>>>>>
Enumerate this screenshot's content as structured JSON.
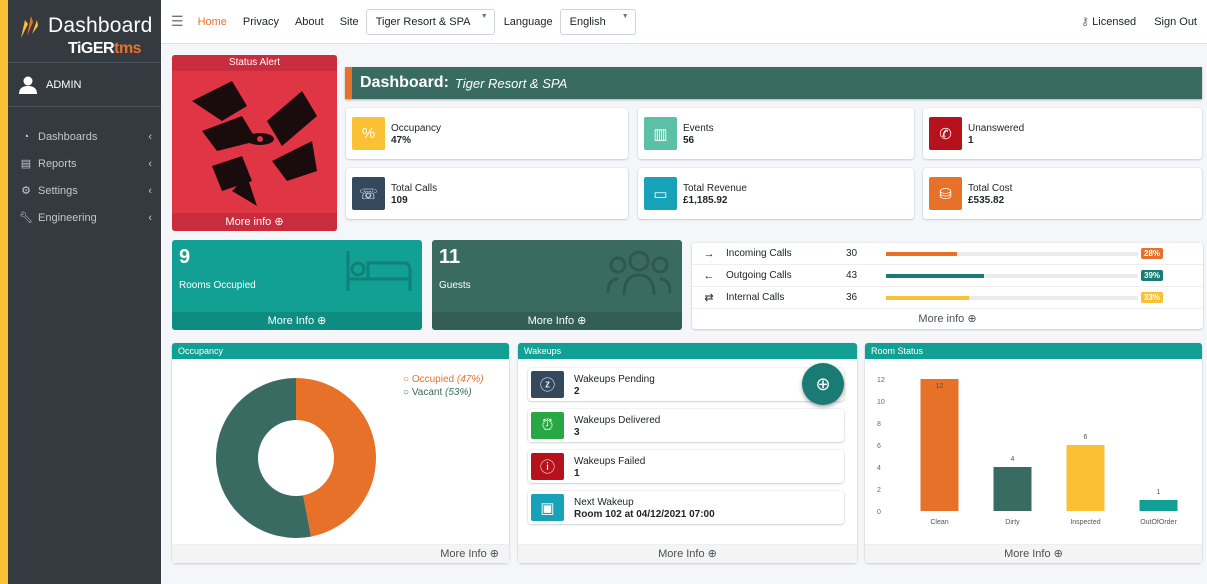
{
  "sidebar": {
    "brand_title": "Dashboard",
    "brand_sub_a": "TiGER",
    "brand_sub_b": "tms",
    "user": "ADMIN",
    "items": [
      {
        "label": "Dashboards",
        "icon": "dashboard-gauge-icon"
      },
      {
        "label": "Reports",
        "icon": "clipboard-icon"
      },
      {
        "label": "Settings",
        "icon": "gear-icon"
      },
      {
        "label": "Engineering",
        "icon": "wrench-icon"
      }
    ]
  },
  "topbar": {
    "home": "Home",
    "privacy": "Privacy",
    "about": "About",
    "site_label": "Site",
    "site_value": "Tiger Resort & SPA",
    "language_label": "Language",
    "language_value": "English",
    "licensed": "Licensed",
    "signout": "Sign Out"
  },
  "alert": {
    "title": "Status Alert",
    "more": "More info ⊕"
  },
  "header": {
    "title": "Dashboard:",
    "site": "Tiger Resort & SPA"
  },
  "stats": [
    {
      "label": "Occupancy",
      "value": "47%",
      "color": "#fbc134",
      "icon": "percent-icon"
    },
    {
      "label": "Events",
      "value": "56",
      "color": "#5bc0a6",
      "icon": "bar-chart-icon"
    },
    {
      "label": "Unanswered",
      "value": "1",
      "color": "#b5121b",
      "icon": "missed-call-icon"
    },
    {
      "label": "Total Calls",
      "value": "109",
      "color": "#34495e",
      "icon": "phone-icon"
    },
    {
      "label": "Total Revenue",
      "value": "£1,185.92",
      "color": "#17a2b8",
      "icon": "money-icon"
    },
    {
      "label": "Total Cost",
      "value": "£535.82",
      "color": "#e8712a",
      "icon": "coins-icon"
    }
  ],
  "rooms": {
    "value": "9",
    "label": "Rooms Occupied",
    "more": "More Info ⊕",
    "color": "#12a095"
  },
  "guests": {
    "value": "11",
    "label": "Guests",
    "more": "More Info ⊕",
    "color": "#3a6b63"
  },
  "calls": {
    "rows": [
      {
        "dir": "→",
        "label": "Incoming Calls",
        "count": "30",
        "pct": "28%",
        "fraction": 0.28,
        "color": "#e8712a"
      },
      {
        "dir": "←",
        "label": "Outgoing Calls",
        "count": "43",
        "pct": "39%",
        "fraction": 0.39,
        "color": "#1a7a74"
      },
      {
        "dir": "⇄",
        "label": "Internal Calls",
        "count": "36",
        "pct": "33%",
        "fraction": 0.33,
        "color": "#fbc134"
      }
    ],
    "more": "More info ⊕"
  },
  "occupancy": {
    "title": "Occupancy",
    "legend_occupied": "Occupied",
    "legend_occupied_pct": "(47%)",
    "legend_vacant": "Vacant",
    "legend_vacant_pct": "(53%)",
    "more": "More Info ⊕"
  },
  "wakeups": {
    "title": "Wakeups",
    "items": [
      {
        "label": "Wakeups Pending",
        "value": "2",
        "color": "#34495e",
        "icon": "snooze-icon"
      },
      {
        "label": "Wakeups Delivered",
        "value": "3",
        "color": "#28a745",
        "icon": "alarm-clock-icon"
      },
      {
        "label": "Wakeups Failed",
        "value": "1",
        "color": "#b5121b",
        "icon": "alarm-failed-icon"
      },
      {
        "label": "Next Wakeup",
        "value": "Room 102 at 04/12/2021 07:00",
        "color": "#17a2b8",
        "icon": "calendar-icon"
      }
    ],
    "more": "More Info ⊕"
  },
  "room_status": {
    "title": "Room Status",
    "more": "More Info ⊕"
  },
  "chart_data": [
    {
      "type": "pie",
      "categories": [
        "Occupied",
        "Vacant"
      ],
      "values": [
        47,
        53
      ],
      "colors": [
        "#e8712a",
        "#3a6b63"
      ],
      "title": "Occupancy"
    },
    {
      "type": "bar",
      "title": "Room Status",
      "categories": [
        "Clean",
        "Dirty",
        "Inspected",
        "OutOfOrder"
      ],
      "values": [
        12,
        4,
        6,
        1
      ],
      "colors": [
        "#e8712a",
        "#3a6b63",
        "#fbc134",
        "#12a095"
      ],
      "ylim": [
        0,
        12
      ],
      "yticks": [
        "0",
        "2",
        "4",
        "6",
        "8",
        "10",
        "12"
      ]
    }
  ]
}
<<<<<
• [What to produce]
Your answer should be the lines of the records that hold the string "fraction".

• [Result for this exercise]
        "fraction": 0.28,
        "fraction": 0.39,
        "fraction": 0.33,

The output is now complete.